Khalil Herbert wasn’t the only late-round rookie RB to provide usable production in 2021. In fact, Elijah Mitchell, Chuba Hubbard, Kenneth Gainwell, and Rhamondre Stevenson each provided at least two games of 13 or more PPR points. Including Herbert, that group of five combined for twenty such games over the course of the season, including thirteen games of 16 or more points.
Now consider the WRs drafted in that same range. Mostly Day 3 picks: Tylan Wallace, D’Wayne Eskridge, Tutu Atwell, Seth Williams, Cornell Powell, Jaelon Darden, Dazz Newsome, Dez Fitzpatrick, and Anthony Schwartz. As rookies, that group combined for two games of 10 or more PPR points, and zero games of 13 or more. As a result, most of these players have already hit your dynasty waiver wire. Of course, there were some complete whiffs at RB, like Javian Hawkins and Kylin Hill. But overall, the RB position dominated the later rounds of rookie drafts in 2021. And you’ll find this trend holds true nearly every season. The 2020 class was top-heavy for RBs. But in 2019 and 2018, players like Nyheim Hines, Chase Edmonds, Devin Singletary, Alexander Mattison, Myles Gaskin, and Tony Pollard could be found later in drafts, far outnumbering the occasional D.J. Chark or Hunter Renfrow.
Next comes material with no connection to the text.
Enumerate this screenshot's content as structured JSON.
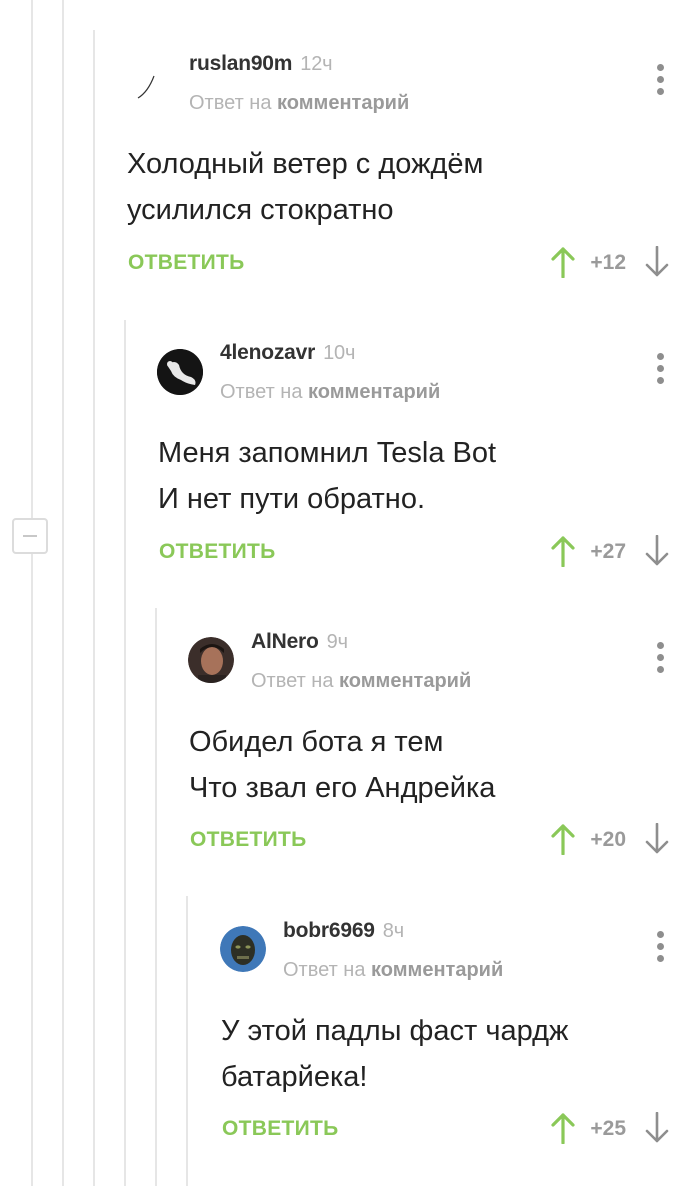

We don’t know exactly how the NFL Draft will shake out at this point. But WRs like Justyn Ross, Alec Pierce, Romeo Doubs, Khalil Shakir, Bo Melton, Kevin Austin, Calvin Austin, and Tyquan Thornton could easily slip into Day 3. You may like some of those players, and rightfully so. But the data shows that draft capital is a huge part of the equation.
If the NFL doesn’t like them as much as you do, turn your attention to the RBs instead. There are several prospects with the requisite size, athleticism, and pass-catching ability to provide spike weeks in the NFL, even as Day 3 picks. Brian Robinson and Dameon Pierce are at the top of that list, though they may even sneak into the third round. Beyond those two, keep an eye on Pierre Strong, Kevin Harris, Tyler Allgeier, Jerome Ford, Tyler Goodson, and Isiah Pacheco. Whether those players are more talented than their WR counterparts is mostly irrelevant because the comparison between positions is not apples to apples. RBs simply have a more straightforward path to touches, and, by extension, fantasy points.
That’s right, I’m advocating for a RB-only approach in the back half of your rookie draft.
Forget trying to find the next Darnell Mooney needle in a haystack of future supermarket employees. Instead, once Round 3 rolls around, just toggle off the other positions and queue up any RB capable of latching onto an NFL depth chart. Remember, your odds of finding the next WR1 or RB1 at the 3.09, 4.05, or 5.11 are exceptionally low, and that’s okay. If you can squeeze three or four games of RB2 production out of a pick that late, you’re doing just fine.